INTO UEA also run pre-sessional courses which can be taken prior to the start of your course. For further information and to see if you qualify please contact intopre-sessional@uea.ac.uk

 

Fees and Funding

Tuition Fees for 2018/19

Tuition fees for the academic year 2018/19 are:

  • UK/EU Students: £7,550
  • International Students: £15,800

If you choose to study part-time, the fee per annum will be half the annual fee for that year, or a pro-rata fee for the module credit you are taking (only available for UK/EU students).

International applicants from outside the EU may need to pay a deposit.

We estimate living expenses at £1,015 per month.

 

Scholarships

A variety of Scholarships may be offered to UK/EU and International students. Scholarships are normally awarded to students on the basis of academic merit and are usually for the duration of the period of study. Please click here for more detailed information about funding for prospective students.

 

How to Apply

Applications for Postgraduate Taught programmes at the University of East Anglia should be made directly to the University.

You can apply online, or by downloading the application form.

Further Information

To request further information & to be kept up to date with news & events please use our online enquiry form.

If you would like to discuss your individual circumstances prior to applying please do contact us:

Postgraduate Admissions Office
Tel: +44 (0)1603 591515
Email: admissions@uea.ac.uk

International candidates are also encouraged to access the International Students section of our website.

    Next Steps

    We can’t wait to hear from you.
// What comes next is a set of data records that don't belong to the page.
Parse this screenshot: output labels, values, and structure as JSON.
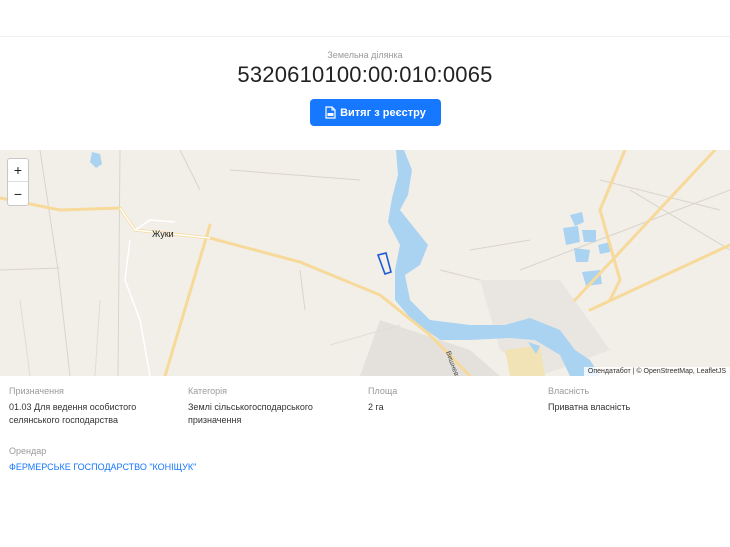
{
  "header": {
    "subtitle": "Земельна ділянка",
    "cadastral_number": "5320610100:00:010:0065",
    "extract_button_label": "Витяг з реєстру"
  },
  "map": {
    "zoom_in_label": "+",
    "zoom_out_label": "−",
    "village_label": "Жуки",
    "road_label": "Вишнева",
    "attribution": "Опендатабот | © OpenStreetMap, LeafletJS",
    "colors": {
      "background": "#f2efe9",
      "water": "#aad3f2",
      "road": "#f7d999",
      "parcel": "#1e5bd6"
    }
  },
  "details": {
    "purpose": {
      "label": "Призначення",
      "value_line1": "01.03 Для ведення особистого",
      "value_line2": "селянського господарства"
    },
    "category": {
      "label": "Категорія",
      "value_line1": "Землі сільськогосподарського",
      "value_line2": "призначення"
    },
    "area": {
      "label": "Площа",
      "value": "2 га"
    },
    "ownership": {
      "label": "Власність",
      "value": "Приватна власність"
    },
    "tenant": {
      "label": "Орендар",
      "value": "ФЕРМЕРСЬКЕ ГОСПОДАРСТВО \"КОНІЩУК\""
    }
  },
  "accent_color": "#1677ff"
}
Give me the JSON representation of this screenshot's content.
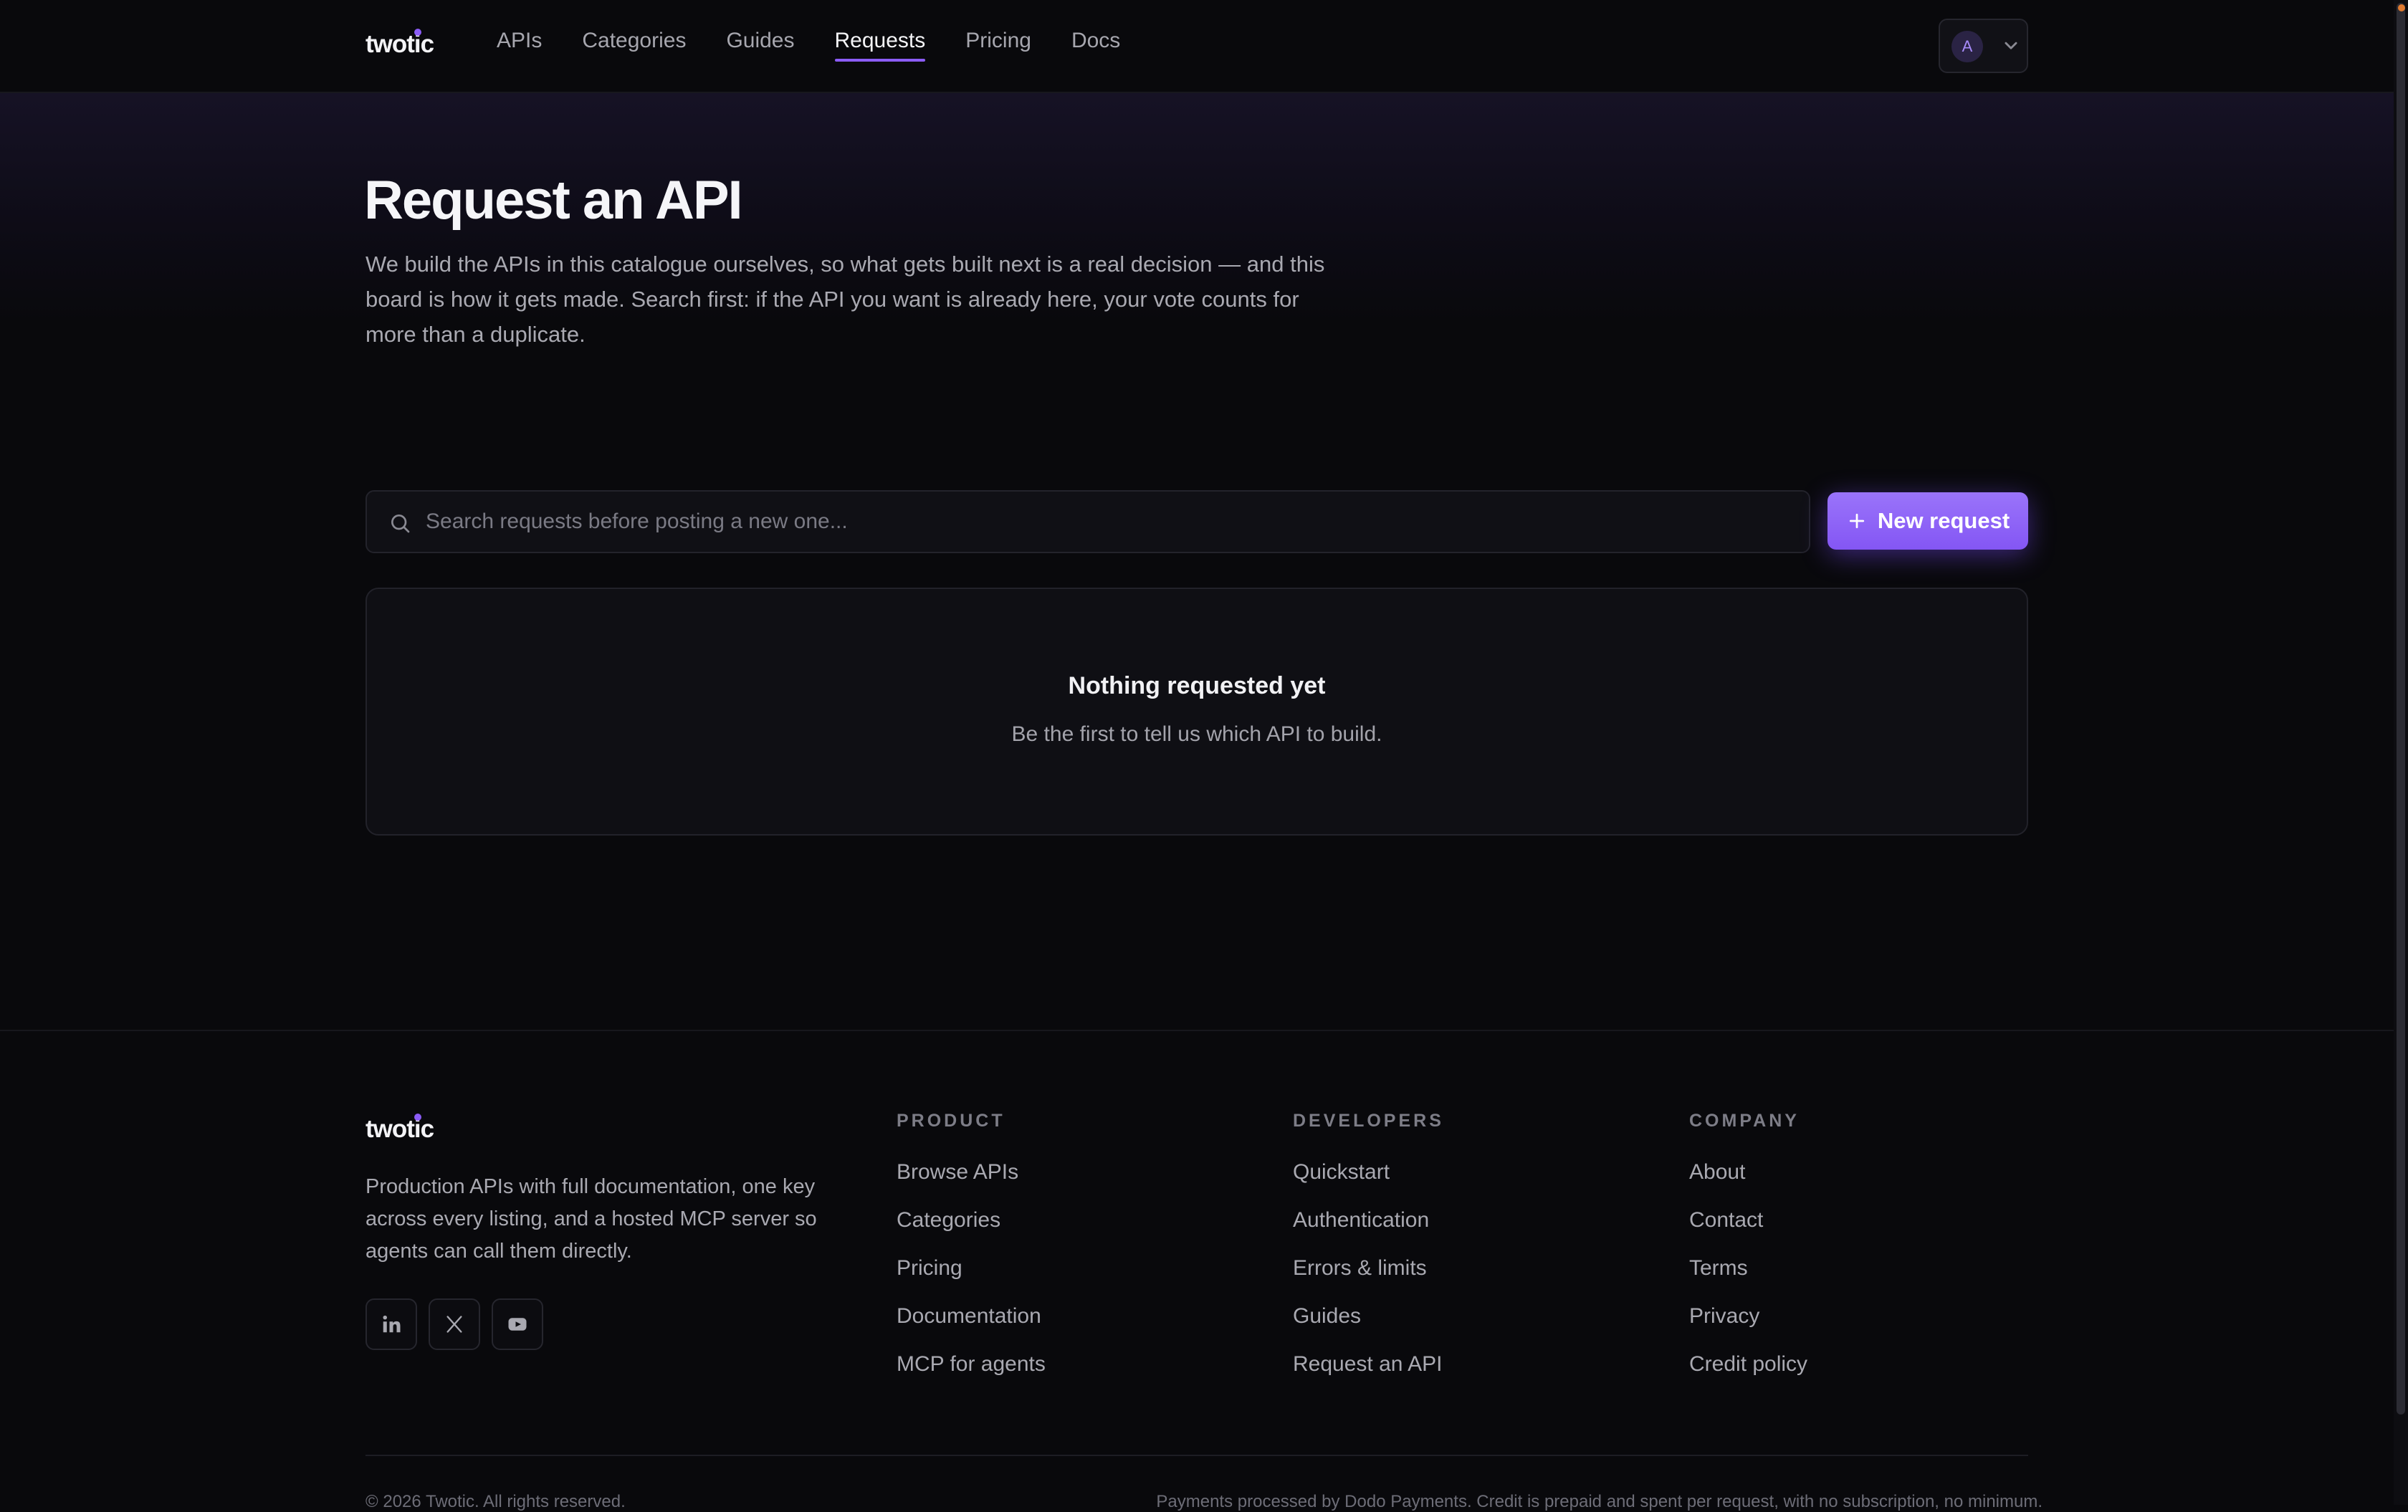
{
  "brand": {
    "name": "twotic",
    "accent_color": "#8b5cf6"
  },
  "nav": {
    "items": [
      {
        "label": "APIs",
        "active": false
      },
      {
        "label": "Categories",
        "active": false
      },
      {
        "label": "Guides",
        "active": false
      },
      {
        "label": "Requests",
        "active": true
      },
      {
        "label": "Pricing",
        "active": false
      },
      {
        "label": "Docs",
        "active": false
      }
    ]
  },
  "account": {
    "avatar_initial": "A",
    "menu_icon": "chevron-down-icon"
  },
  "page": {
    "title": "Request an API",
    "intro": "We build the APIs in this catalogue ourselves, so what gets built next is a real decision — and this board is how it gets made. Search first: if the API you want is already here, your vote counts for more than a duplicate."
  },
  "search": {
    "placeholder": "Search requests before posting a new one...",
    "value": "",
    "icon": "search-icon"
  },
  "new_request": {
    "label": "New request",
    "icon": "plus-icon"
  },
  "empty_state": {
    "title": "Nothing requested yet",
    "subtitle": "Be the first to tell us which API to build."
  },
  "footer": {
    "brand": "twotic",
    "tagline": "Production APIs with full documentation, one key across every listing, and a hosted MCP server so agents can call them directly.",
    "socials": [
      "linkedin-icon",
      "x-icon",
      "youtube-icon"
    ],
    "columns": [
      {
        "heading": "PRODUCT",
        "links": [
          "Browse APIs",
          "Categories",
          "Pricing",
          "Documentation",
          "MCP for agents"
        ]
      },
      {
        "heading": "DEVELOPERS",
        "links": [
          "Quickstart",
          "Authentication",
          "Errors & limits",
          "Guides",
          "Request an API"
        ]
      },
      {
        "heading": "COMPANY",
        "links": [
          "About",
          "Contact",
          "Terms",
          "Privacy",
          "Credit policy"
        ]
      }
    ],
    "copyright": "© 2026 Twotic. All rights reserved.",
    "payments_note": "Payments processed by Dodo Payments. Credit is prepaid and spent per request, with no subscription, no minimum."
  }
}
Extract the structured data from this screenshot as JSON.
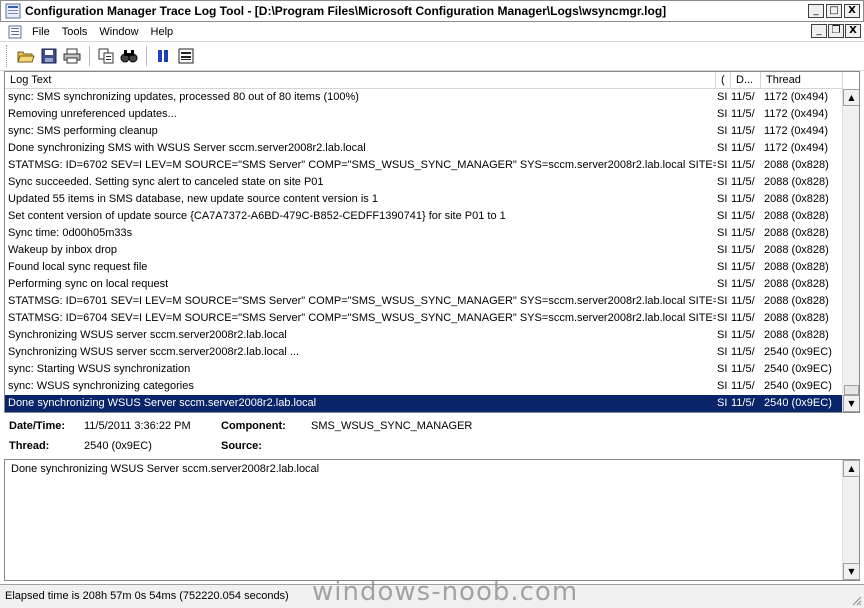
{
  "window": {
    "title": "Configuration Manager Trace Log Tool - [D:\\Program Files\\Microsoft Configuration Manager\\Logs\\wsyncmgr.log]",
    "minimize": "_",
    "maximize": "□",
    "close": "X",
    "mdi_minimize": "_",
    "mdi_restore": "❐",
    "mdi_close": "X"
  },
  "menu": {
    "items": [
      {
        "label": "File"
      },
      {
        "label": "Tools"
      },
      {
        "label": "Window"
      },
      {
        "label": "Help"
      }
    ]
  },
  "toolbar": {
    "icons": [
      "open-folder-icon",
      "save-icon",
      "print-icon",
      "copy-icon",
      "find-icon",
      "pause-icon",
      "highlight-icon"
    ]
  },
  "log": {
    "columns": [
      "Log Text",
      "(",
      "D...",
      "Thread"
    ],
    "rows": [
      {
        "text": "sync: SMS synchronizing updates, processed 80 out of 80 items (100%)",
        "comp": "SI",
        "date": "11/5/",
        "thread": "1172 (0x494)"
      },
      {
        "text": "Removing unreferenced updates...",
        "comp": "SI",
        "date": "11/5/",
        "thread": "1172 (0x494)"
      },
      {
        "text": "sync: SMS performing cleanup",
        "comp": "SI",
        "date": "11/5/",
        "thread": "1172 (0x494)"
      },
      {
        "text": "Done synchronizing SMS with WSUS Server sccm.server2008r2.lab.local",
        "comp": "SI",
        "date": "11/5/",
        "thread": "1172 (0x494)"
      },
      {
        "text": "STATMSG: ID=6702 SEV=I LEV=M SOURCE=\"SMS Server\" COMP=\"SMS_WSUS_SYNC_MANAGER\" SYS=sccm.server2008r2.lab.local SITE=...",
        "comp": "SI",
        "date": "11/5/",
        "thread": "2088 (0x828)"
      },
      {
        "text": "Sync succeeded. Setting sync alert to canceled state on site P01",
        "comp": "SI",
        "date": "11/5/",
        "thread": "2088 (0x828)"
      },
      {
        "text": "Updated 55 items in SMS database, new update source content version is 1",
        "comp": "SI",
        "date": "11/5/",
        "thread": "2088 (0x828)"
      },
      {
        "text": "Set content version of update source {CA7A7372-A6BD-479C-B852-CEDFF1390741} for site P01 to 1",
        "comp": "SI",
        "date": "11/5/",
        "thread": "2088 (0x828)"
      },
      {
        "text": "Sync time: 0d00h05m33s",
        "comp": "SI",
        "date": "11/5/",
        "thread": "2088 (0x828)"
      },
      {
        "text": "Wakeup by inbox drop",
        "comp": "SI",
        "date": "11/5/",
        "thread": "2088 (0x828)"
      },
      {
        "text": "Found local sync request file",
        "comp": "SI",
        "date": "11/5/",
        "thread": "2088 (0x828)"
      },
      {
        "text": "Performing sync on local request",
        "comp": "SI",
        "date": "11/5/",
        "thread": "2088 (0x828)"
      },
      {
        "text": "STATMSG: ID=6701 SEV=I LEV=M SOURCE=\"SMS Server\" COMP=\"SMS_WSUS_SYNC_MANAGER\" SYS=sccm.server2008r2.lab.local SITE=...",
        "comp": "SI",
        "date": "11/5/",
        "thread": "2088 (0x828)"
      },
      {
        "text": "STATMSG: ID=6704 SEV=I LEV=M SOURCE=\"SMS Server\" COMP=\"SMS_WSUS_SYNC_MANAGER\" SYS=sccm.server2008r2.lab.local SITE=...",
        "comp": "SI",
        "date": "11/5/",
        "thread": "2088 (0x828)"
      },
      {
        "text": "Synchronizing WSUS server sccm.server2008r2.lab.local",
        "comp": "SI",
        "date": "11/5/",
        "thread": "2088 (0x828)"
      },
      {
        "text": "Synchronizing WSUS server sccm.server2008r2.lab.local ...",
        "comp": "SI",
        "date": "11/5/",
        "thread": "2540 (0x9EC)"
      },
      {
        "text": "sync: Starting WSUS synchronization",
        "comp": "SI",
        "date": "11/5/",
        "thread": "2540 (0x9EC)"
      },
      {
        "text": "sync: WSUS synchronizing categories",
        "comp": "SI",
        "date": "11/5/",
        "thread": "2540 (0x9EC)"
      },
      {
        "text": "Done synchronizing WSUS Server sccm.server2008r2.lab.local",
        "comp": "SI",
        "date": "11/5/",
        "thread": "2540 (0x9EC)",
        "selected": true
      }
    ]
  },
  "details": {
    "datetime_label": "Date/Time:",
    "datetime_value": "11/5/2011 3:36:22 PM",
    "component_label": "Component:",
    "component_value": "SMS_WSUS_SYNC_MANAGER",
    "thread_label": "Thread:",
    "thread_value": "2540 (0x9EC)",
    "source_label": "Source:",
    "source_value": ""
  },
  "message": "Done synchronizing WSUS Server sccm.server2008r2.lab.local",
  "status": "Elapsed time is 208h 57m 0s 54ms (752220.054 seconds)",
  "watermark": "windows-noob.com",
  "colors": {
    "selection": "#0a246a",
    "pause_icon": "#1e3fbf"
  }
}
Just pop any questions about this course into the form below and our enquiries team will answer as soon as they can.

    Admissions enquiries:
    admissions@uea.ac.uk or
    telephone +44 (0)1603 591515